“We have a good shot at getting up to second points, and going into Indy No. 2 would be pretty cool. We’re looking for another win.”
Hight also is on the verge of becoming part of another NHRA milestone. If he gets past the first round in Sunday’s final eliminations, it will be his 400th career round victory.
Only five other Funny Car drivers have ever earned 400 or more round wins, led by Hight’s boss and father-in-law, John Force, with 1,278 career round wins.
“That’s big,” Hight said. “You’ve got to get round wins before you get race wins, and that’s how you get race wins.

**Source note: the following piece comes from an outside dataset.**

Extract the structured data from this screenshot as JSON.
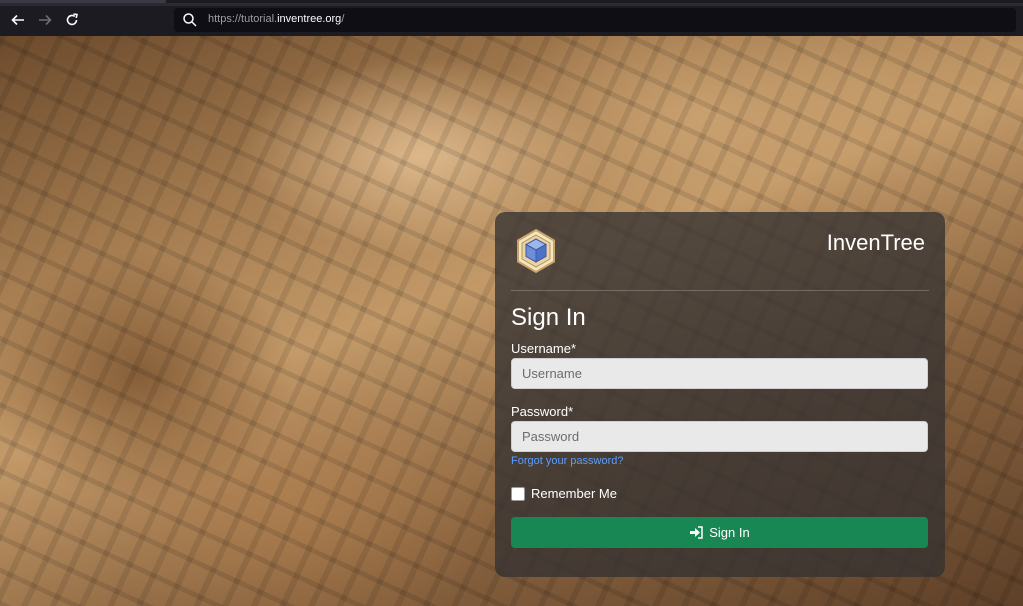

John has 1,278 round wins, so 400 doesn’t seem like very much.
“I don’t know how 400 stacks up to other guys who have raced the similar amount of time, but I’m happy that the round wins are coming more frequently than there were for us. That’s encouraging, and that’s exciting.”
The first two rounds of qualifying at Brainerd on Friday are at 4:30 p.m. ET and 7 p.m. ET.
The final two rounds are Saturday at 2:30 p.m. and 5:30 p.m. ET.
Final eliminations begin at Noon ET, with live coverage on Fox Sports 1 from 2-5 p.m. ET.
Want to learn more about Hight? Check it out:
Hight won the 2009 NHRA Funny Car championship. He’s going for his second title this year, being one of six Funny Car drivers that have already qualified for the six-race Countdown to the Championship playoffs.
Hight has competed in 12 races at Brainerd, and has qualified for 11 races and every race since 2010.
Hight has advanced to the finals once at Brainerd, in 2015. He won that race, defeating Tommy Johnson Jr.
Hight is 9-10 all-time in 19 elimination rounds at Brainerd.
Hight’s best qualifying effort at Brainerd has been No. 3, which he has achieved three times – 2007, 2008 and 2010. Brainerd is one of two current tracks in which Hight is still looking for a No. 1 qualifier (Bristol being the other).
Hight has won five of his 11 first-round elimination matchups at Brainerd.
Hight’s 39 victories are the fourth most in Funny Car history, behind John Force (148); Ron Capps (55); and Tony Pedregon (43). He is tied with Del Worsham for 21st on the all-time professional victories list; Worsham has 31 wins in Funny Car and eight in Top Fuel.
Hight is one elimination round victory away from 400. His 399 round wins are 24th all-time in NHRA history. Angelle Sampey currently has 400 round wins.
Hight has been the No. 1 qualifier four times this season, and three times in the last four races. His 53 No. 1s are third most in Funny Car history, and he is tied for 11th with Larry Dixon across all professional categories. Only Force (155) and Cruz Pedregon (61) have more in the category.
In 2017, Hight has two victories, a 26-14 record in elimination rounds, and four No. 1 qualifiers. He holds a season-best 38 elimination-round wins in a season, in 2014. He has surpassed 30 elimination-round wins in a season seven times in 12 previous seasons.
Hight has set the fastest event speed a career-best nine times this season, which exceeds his previous season-best of seven set in his rookie season, 2005. He now has 50 fastest event speeds in his career, the 50th coming last month at Sonoma (Calif.) Raceway, where he set the NHRA record at 339.87 mph.
Hight has four final rounds this season and 61 in his career.
Hight has competed in 158 consecutive races, tied for 17th all-time with Doug Kalitta, dating back to the second race at Auto Club Raceway in Pomona, Calif., in 2010.
Hight’s most recent NHRA victory – 2017 Northwest Nationals in Kent, Wash.
Hight’s most recent No. 1 qualifying effort – 2017 Northwest Nationals in Kent, Wash.
Hight’s best time/speed at Brainerd – 3.885 seconds (2016 E1); 330.31 mph (2016 Q1)
Hight’s best time/speed of career – 3.807 seconds (2017 Sonoma Q2; third quickest elapsed time in history); 339.87 mph (2017 Sonoma Q2; fastest speed in history)